### Extracted records
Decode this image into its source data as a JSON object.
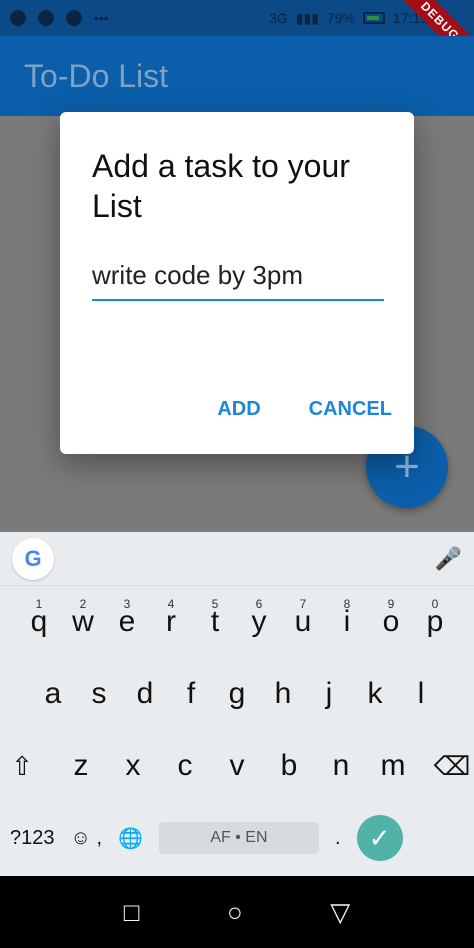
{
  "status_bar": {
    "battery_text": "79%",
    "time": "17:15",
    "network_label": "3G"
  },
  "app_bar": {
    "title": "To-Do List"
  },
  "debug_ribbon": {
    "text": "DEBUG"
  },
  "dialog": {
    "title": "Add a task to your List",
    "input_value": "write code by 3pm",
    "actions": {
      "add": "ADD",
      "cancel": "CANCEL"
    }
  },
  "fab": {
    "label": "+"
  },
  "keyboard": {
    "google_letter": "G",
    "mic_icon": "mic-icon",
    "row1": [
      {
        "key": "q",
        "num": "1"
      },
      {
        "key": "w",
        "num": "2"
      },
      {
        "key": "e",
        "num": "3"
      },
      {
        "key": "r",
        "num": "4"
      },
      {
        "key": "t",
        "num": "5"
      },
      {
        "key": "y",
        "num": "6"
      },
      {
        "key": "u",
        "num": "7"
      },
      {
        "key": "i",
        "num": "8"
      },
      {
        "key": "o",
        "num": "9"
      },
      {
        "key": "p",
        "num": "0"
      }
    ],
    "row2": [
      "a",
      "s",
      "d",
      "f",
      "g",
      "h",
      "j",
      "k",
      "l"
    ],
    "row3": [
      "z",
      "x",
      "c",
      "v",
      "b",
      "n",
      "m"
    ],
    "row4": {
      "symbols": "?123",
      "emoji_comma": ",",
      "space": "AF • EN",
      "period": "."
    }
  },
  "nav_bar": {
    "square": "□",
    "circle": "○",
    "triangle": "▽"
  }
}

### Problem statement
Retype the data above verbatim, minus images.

### Your solution
Decode this image into its source data as a JSON object.
{
  "status_bar": {
    "battery_text": "79%",
    "time": "17:15",
    "network_label": "3G"
  },
  "app_bar": {
    "title": "To-Do List"
  },
  "debug_ribbon": {
    "text": "DEBUG"
  },
  "dialog": {
    "title": "Add a task to your List",
    "input_value": "write code by 3pm",
    "actions": {
      "add": "ADD",
      "cancel": "CANCEL"
    }
  },
  "fab": {
    "label": "+"
  },
  "keyboard": {
    "google_letter": "G",
    "mic_icon": "mic-icon",
    "row1": [
      {
        "key": "q",
        "num": "1"
      },
      {
        "key": "w",
        "num": "2"
      },
      {
        "key": "e",
        "num": "3"
      },
      {
        "key": "r",
        "num": "4"
      },
      {
        "key": "t",
        "num": "5"
      },
      {
        "key": "y",
        "num": "6"
      },
      {
        "key": "u",
        "num": "7"
      },
      {
        "key": "i",
        "num": "8"
      },
      {
        "key": "o",
        "num": "9"
      },
      {
        "key": "p",
        "num": "0"
      }
    ],
    "row2": [
      "a",
      "s",
      "d",
      "f",
      "g",
      "h",
      "j",
      "k",
      "l"
    ],
    "row3": [
      "z",
      "x",
      "c",
      "v",
      "b",
      "n",
      "m"
    ],
    "row4": {
      "symbols": "?123",
      "emoji_comma": ",",
      "space": "AF • EN",
      "period": "."
    }
  },
  "nav_bar": {
    "square": "□",
    "circle": "○",
    "triangle": "▽"
  }
}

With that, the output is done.